What you should do ::
Every entry must be set down exactly in the answer; no pictures should appear.

Dataset rows describing interfaces:

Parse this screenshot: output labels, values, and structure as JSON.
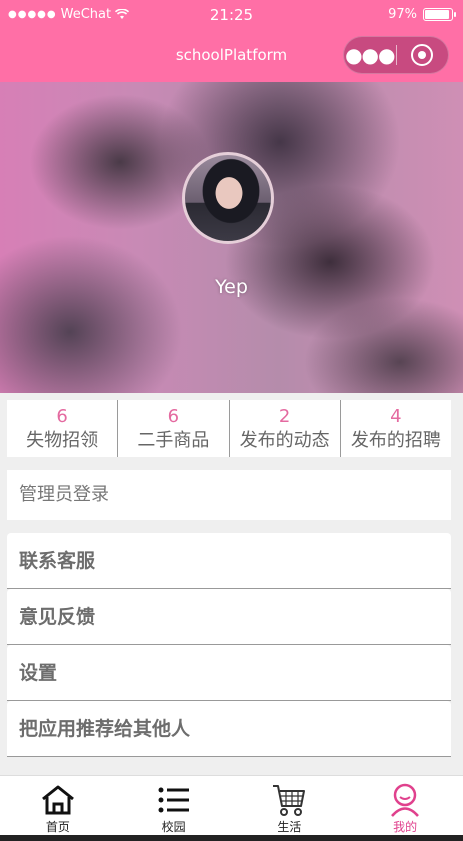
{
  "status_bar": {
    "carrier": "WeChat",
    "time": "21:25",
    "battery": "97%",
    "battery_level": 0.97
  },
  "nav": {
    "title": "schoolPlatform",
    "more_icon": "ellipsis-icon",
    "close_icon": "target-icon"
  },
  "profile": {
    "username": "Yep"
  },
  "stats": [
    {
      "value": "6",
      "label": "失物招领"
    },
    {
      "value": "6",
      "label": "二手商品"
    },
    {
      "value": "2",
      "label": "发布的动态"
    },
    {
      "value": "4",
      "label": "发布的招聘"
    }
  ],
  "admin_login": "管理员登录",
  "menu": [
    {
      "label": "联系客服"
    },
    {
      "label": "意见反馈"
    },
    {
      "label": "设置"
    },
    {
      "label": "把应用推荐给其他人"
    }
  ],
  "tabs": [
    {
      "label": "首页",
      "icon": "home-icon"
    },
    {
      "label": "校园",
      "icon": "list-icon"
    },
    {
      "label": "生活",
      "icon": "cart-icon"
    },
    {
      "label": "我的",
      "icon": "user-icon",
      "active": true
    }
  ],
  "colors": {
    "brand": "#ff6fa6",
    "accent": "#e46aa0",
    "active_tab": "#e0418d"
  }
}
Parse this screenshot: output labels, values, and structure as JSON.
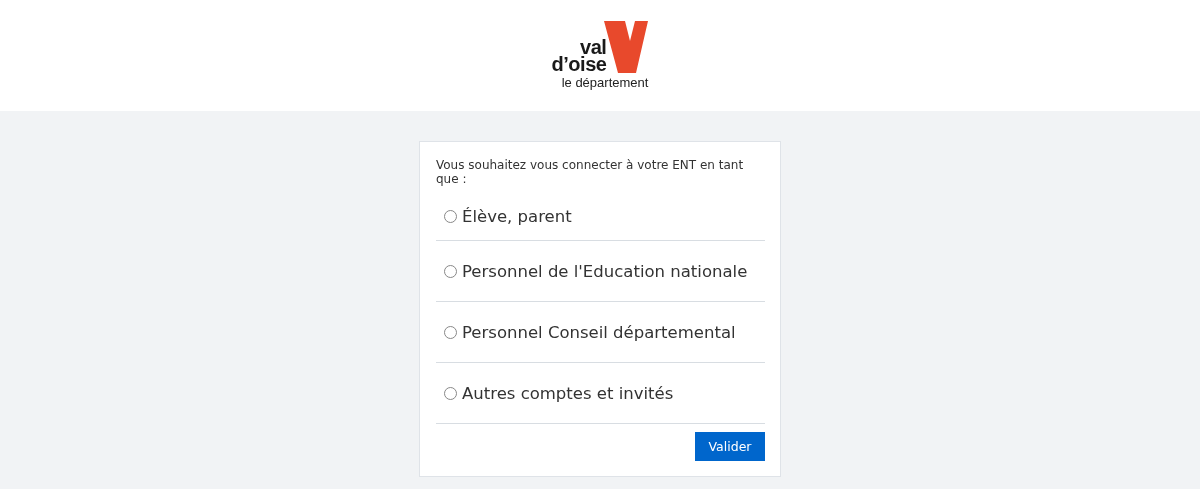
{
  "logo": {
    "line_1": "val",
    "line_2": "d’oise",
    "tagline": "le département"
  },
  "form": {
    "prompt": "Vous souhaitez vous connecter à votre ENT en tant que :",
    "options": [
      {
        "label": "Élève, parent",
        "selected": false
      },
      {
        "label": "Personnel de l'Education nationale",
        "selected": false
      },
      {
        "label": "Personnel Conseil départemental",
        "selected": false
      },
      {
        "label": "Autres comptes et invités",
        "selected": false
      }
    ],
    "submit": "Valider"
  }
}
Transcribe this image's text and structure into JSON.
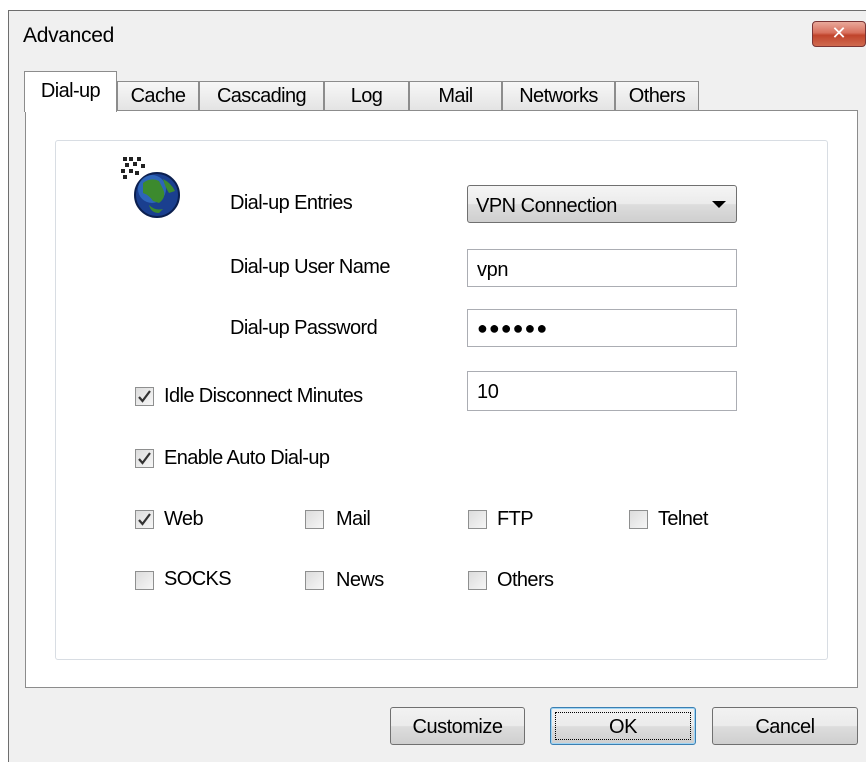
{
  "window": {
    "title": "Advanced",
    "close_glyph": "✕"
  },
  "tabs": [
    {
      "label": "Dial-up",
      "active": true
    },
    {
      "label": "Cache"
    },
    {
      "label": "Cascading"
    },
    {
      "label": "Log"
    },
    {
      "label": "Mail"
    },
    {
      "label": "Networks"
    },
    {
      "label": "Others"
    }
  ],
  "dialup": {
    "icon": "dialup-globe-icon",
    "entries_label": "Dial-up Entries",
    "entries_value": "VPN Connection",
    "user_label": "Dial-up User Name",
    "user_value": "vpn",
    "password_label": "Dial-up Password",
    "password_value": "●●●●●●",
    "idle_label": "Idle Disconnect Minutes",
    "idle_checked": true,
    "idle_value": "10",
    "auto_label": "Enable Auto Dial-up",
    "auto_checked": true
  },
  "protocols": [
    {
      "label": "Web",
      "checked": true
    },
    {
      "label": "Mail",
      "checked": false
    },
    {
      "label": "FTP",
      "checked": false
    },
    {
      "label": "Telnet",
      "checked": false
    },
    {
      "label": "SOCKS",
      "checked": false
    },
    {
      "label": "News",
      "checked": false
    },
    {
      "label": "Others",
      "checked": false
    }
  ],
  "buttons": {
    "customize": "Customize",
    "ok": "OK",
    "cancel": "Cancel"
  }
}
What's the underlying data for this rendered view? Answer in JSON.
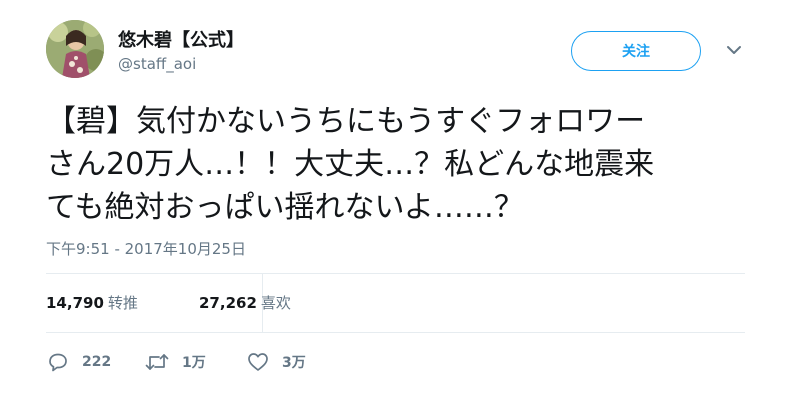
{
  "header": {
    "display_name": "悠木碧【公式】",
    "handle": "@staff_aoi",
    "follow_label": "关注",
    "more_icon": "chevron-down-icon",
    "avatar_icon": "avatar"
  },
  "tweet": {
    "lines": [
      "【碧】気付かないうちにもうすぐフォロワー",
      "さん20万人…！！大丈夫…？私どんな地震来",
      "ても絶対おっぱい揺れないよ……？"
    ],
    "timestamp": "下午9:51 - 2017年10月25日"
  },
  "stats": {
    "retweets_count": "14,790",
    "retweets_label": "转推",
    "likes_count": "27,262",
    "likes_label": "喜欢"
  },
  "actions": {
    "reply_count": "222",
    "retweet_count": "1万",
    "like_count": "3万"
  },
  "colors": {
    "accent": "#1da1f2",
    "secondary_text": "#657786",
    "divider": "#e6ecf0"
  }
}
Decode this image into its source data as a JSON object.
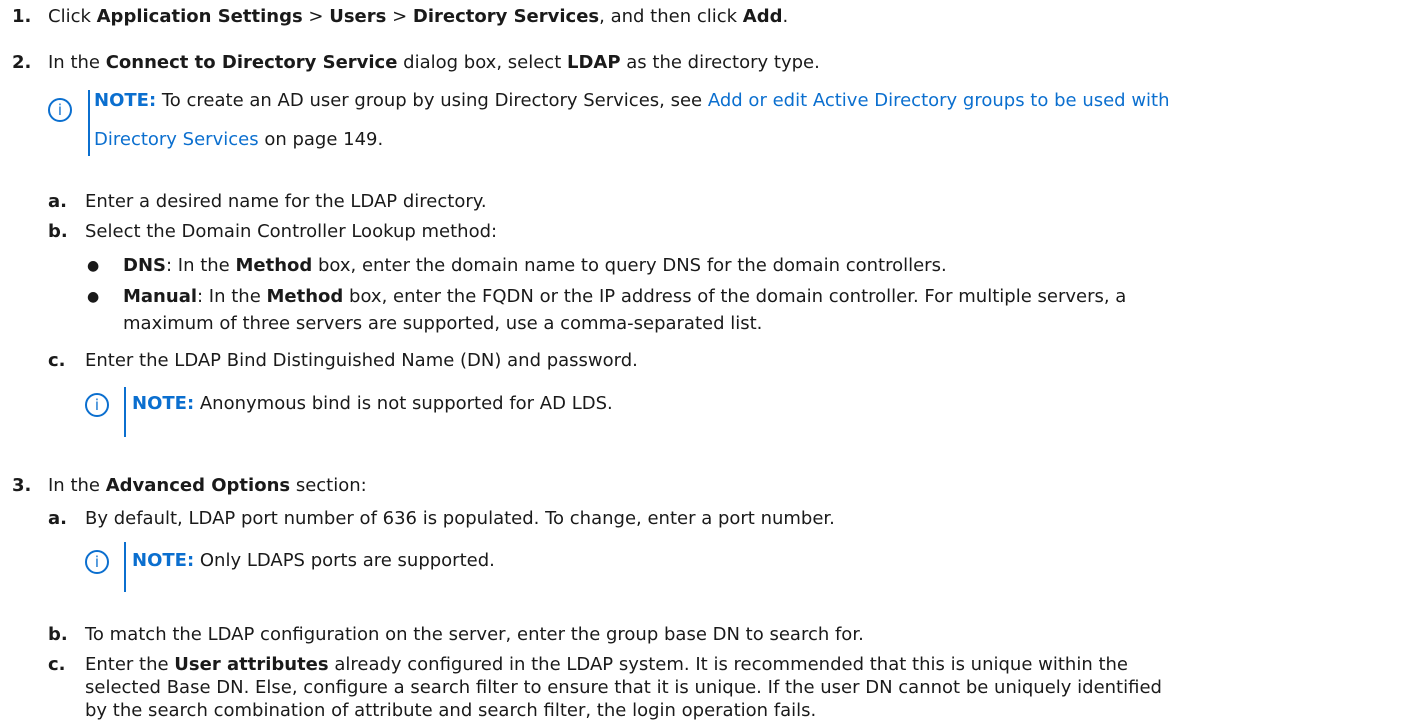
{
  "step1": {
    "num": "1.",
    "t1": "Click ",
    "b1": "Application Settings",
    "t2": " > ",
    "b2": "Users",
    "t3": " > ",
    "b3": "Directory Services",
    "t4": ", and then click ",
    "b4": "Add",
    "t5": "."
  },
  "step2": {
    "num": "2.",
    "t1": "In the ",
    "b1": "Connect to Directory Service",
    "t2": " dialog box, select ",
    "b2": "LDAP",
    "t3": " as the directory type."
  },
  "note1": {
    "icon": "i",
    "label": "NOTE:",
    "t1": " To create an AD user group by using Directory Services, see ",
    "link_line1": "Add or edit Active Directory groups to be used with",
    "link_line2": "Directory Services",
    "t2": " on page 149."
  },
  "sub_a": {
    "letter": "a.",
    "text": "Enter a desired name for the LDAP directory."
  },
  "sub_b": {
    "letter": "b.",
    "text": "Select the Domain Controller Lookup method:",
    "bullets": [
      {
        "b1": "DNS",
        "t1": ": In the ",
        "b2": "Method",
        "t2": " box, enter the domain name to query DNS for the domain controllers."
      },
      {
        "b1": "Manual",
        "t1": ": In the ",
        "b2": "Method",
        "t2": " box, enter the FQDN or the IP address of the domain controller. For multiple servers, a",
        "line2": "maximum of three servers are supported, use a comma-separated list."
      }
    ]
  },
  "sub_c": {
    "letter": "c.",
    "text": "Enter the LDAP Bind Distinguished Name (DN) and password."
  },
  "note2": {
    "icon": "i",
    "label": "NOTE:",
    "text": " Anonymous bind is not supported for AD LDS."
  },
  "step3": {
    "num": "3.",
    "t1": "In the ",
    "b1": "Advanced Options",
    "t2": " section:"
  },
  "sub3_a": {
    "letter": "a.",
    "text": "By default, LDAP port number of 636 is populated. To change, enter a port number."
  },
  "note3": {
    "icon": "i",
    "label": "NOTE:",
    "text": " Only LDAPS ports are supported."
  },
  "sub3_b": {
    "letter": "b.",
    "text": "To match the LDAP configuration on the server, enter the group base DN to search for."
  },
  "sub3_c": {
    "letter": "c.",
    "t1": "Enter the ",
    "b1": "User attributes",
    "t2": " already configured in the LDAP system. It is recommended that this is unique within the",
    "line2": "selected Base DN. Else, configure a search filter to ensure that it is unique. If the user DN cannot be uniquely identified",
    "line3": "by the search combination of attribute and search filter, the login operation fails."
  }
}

Response to this exercise ::
Parse this screenshot: output labels, values, and structure as JSON.
{
  "status_bar": {
    "carrier": "WeChat",
    "time": "21:25",
    "battery": "97%",
    "battery_level": 0.97
  },
  "nav": {
    "title": "schoolPlatform",
    "more_icon": "ellipsis-icon",
    "close_icon": "target-icon"
  },
  "profile": {
    "username": "Yep"
  },
  "stats": [
    {
      "value": "6",
      "label": "失物招领"
    },
    {
      "value": "6",
      "label": "二手商品"
    },
    {
      "value": "2",
      "label": "发布的动态"
    },
    {
      "value": "4",
      "label": "发布的招聘"
    }
  ],
  "admin_login": "管理员登录",
  "menu": [
    {
      "label": "联系客服"
    },
    {
      "label": "意见反馈"
    },
    {
      "label": "设置"
    },
    {
      "label": "把应用推荐给其他人"
    }
  ],
  "tabs": [
    {
      "label": "首页",
      "icon": "home-icon"
    },
    {
      "label": "校园",
      "icon": "list-icon"
    },
    {
      "label": "生活",
      "icon": "cart-icon"
    },
    {
      "label": "我的",
      "icon": "user-icon",
      "active": true
    }
  ],
  "colors": {
    "brand": "#ff6fa6",
    "accent": "#e46aa0",
    "active_tab": "#e0418d"
  }
}
Parse this screenshot: output labels, values, and structure as JSON.
{
  "logo": {
    "line_1": "val",
    "line_2": "d’oise",
    "tagline": "le département"
  },
  "form": {
    "prompt": "Vous souhaitez vous connecter à votre ENT en tant que :",
    "options": [
      {
        "label": "Élève, parent",
        "selected": false
      },
      {
        "label": "Personnel de l'Education nationale",
        "selected": false
      },
      {
        "label": "Personnel Conseil départemental",
        "selected": false
      },
      {
        "label": "Autres comptes et invités",
        "selected": false
      }
    ],
    "submit": "Valider"
  }
}
Transcribe this image's text and structure into JSON.
{
  "window": {
    "title": "Advanced",
    "close_glyph": "✕"
  },
  "tabs": [
    {
      "label": "Dial-up",
      "active": true
    },
    {
      "label": "Cache"
    },
    {
      "label": "Cascading"
    },
    {
      "label": "Log"
    },
    {
      "label": "Mail"
    },
    {
      "label": "Networks"
    },
    {
      "label": "Others"
    }
  ],
  "dialup": {
    "icon": "dialup-globe-icon",
    "entries_label": "Dial-up Entries",
    "entries_value": "VPN Connection",
    "user_label": "Dial-up User Name",
    "user_value": "vpn",
    "password_label": "Dial-up Password",
    "password_value": "●●●●●●",
    "idle_label": "Idle Disconnect Minutes",
    "idle_checked": true,
    "idle_value": "10",
    "auto_label": "Enable Auto Dial-up",
    "auto_checked": true
  },
  "protocols": [
    {
      "label": "Web",
      "checked": true
    },
    {
      "label": "Mail",
      "checked": false
    },
    {
      "label": "FTP",
      "checked": false
    },
    {
      "label": "Telnet",
      "checked": false
    },
    {
      "label": "SOCKS",
      "checked": false
    },
    {
      "label": "News",
      "checked": false
    },
    {
      "label": "Others",
      "checked": false
    }
  ],
  "buttons": {
    "customize": "Customize",
    "ok": "OK",
    "cancel": "Cancel"
  }
}
What's the underlying data for this rendered view? Answer in JSON.
{
  "header": {
    "display_name": "悠木碧【公式】",
    "handle": "@staff_aoi",
    "follow_label": "关注",
    "more_icon": "chevron-down-icon",
    "avatar_icon": "avatar"
  },
  "tweet": {
    "lines": [
      "【碧】気付かないうちにもうすぐフォロワー",
      "さん20万人…！！大丈夫…？私どんな地震来",
      "ても絶対おっぱい揺れないよ……？"
    ],
    "timestamp": "下午9:51 - 2017年10月25日"
  },
  "stats": {
    "retweets_count": "14,790",
    "retweets_label": "转推",
    "likes_count": "27,262",
    "likes_label": "喜欢"
  },
  "actions": {
    "reply_count": "222",
    "retweet_count": "1万",
    "like_count": "3万"
  },
  "colors": {
    "accent": "#1da1f2",
    "secondary_text": "#657786",
    "divider": "#e6ecf0"
  }
}
Decode this image into its source data as a JSON object.
{
  "step1": {
    "num": "1.",
    "t1": "Click ",
    "b1": "Application Settings",
    "t2": " > ",
    "b2": "Users",
    "t3": " > ",
    "b3": "Directory Services",
    "t4": ", and then click ",
    "b4": "Add",
    "t5": "."
  },
  "step2": {
    "num": "2.",
    "t1": "In the ",
    "b1": "Connect to Directory Service",
    "t2": " dialog box, select ",
    "b2": "LDAP",
    "t3": " as the directory type."
  },
  "note1": {
    "icon": "i",
    "label": "NOTE:",
    "t1": " To create an AD user group by using Directory Services, see ",
    "link_line1": "Add or edit Active Directory groups to be used with",
    "link_line2": "Directory Services",
    "t2": " on page 149."
  },
  "sub_a": {
    "letter": "a.",
    "text": "Enter a desired name for the LDAP directory."
  },
  "sub_b": {
    "letter": "b.",
    "text": "Select the Domain Controller Lookup method:",
    "bullets": [
      {
        "b1": "DNS",
        "t1": ": In the ",
        "b2": "Method",
        "t2": " box, enter the domain name to query DNS for the domain controllers."
      },
      {
        "b1": "Manual",
        "t1": ": In the ",
        "b2": "Method",
        "t2": " box, enter the FQDN or the IP address of the domain controller. For multiple servers, a",
        "line2": "maximum of three servers are supported, use a comma-separated list."
      }
    ]
  },
  "sub_c": {
    "letter": "c.",
    "text": "Enter the LDAP Bind Distinguished Name (DN) and password."
  },
  "note2": {
    "icon": "i",
    "label": "NOTE:",
    "text": " Anonymous bind is not supported for AD LDS."
  },
  "step3": {
    "num": "3.",
    "t1": "In the ",
    "b1": "Advanced Options",
    "t2": " section:"
  },
  "sub3_a": {
    "letter": "a.",
    "text": "By default, LDAP port number of 636 is populated. To change, enter a port number."
  },
  "note3": {
    "icon": "i",
    "label": "NOTE:",
    "text": " Only LDAPS ports are supported."
  },
  "sub3_b": {
    "letter": "b.",
    "text": "To match the LDAP configuration on the server, enter the group base DN to search for."
  },
  "sub3_c": {
    "letter": "c.",
    "t1": "Enter the ",
    "b1": "User attributes",
    "t2": " already configured in the LDAP system. It is recommended that this is unique within the",
    "line2": "selected Base DN. Else, configure a search filter to ensure that it is unique. If the user DN cannot be uniquely identified",
    "line3": "by the search combination of attribute and search filter, the login operation fails."
  }
}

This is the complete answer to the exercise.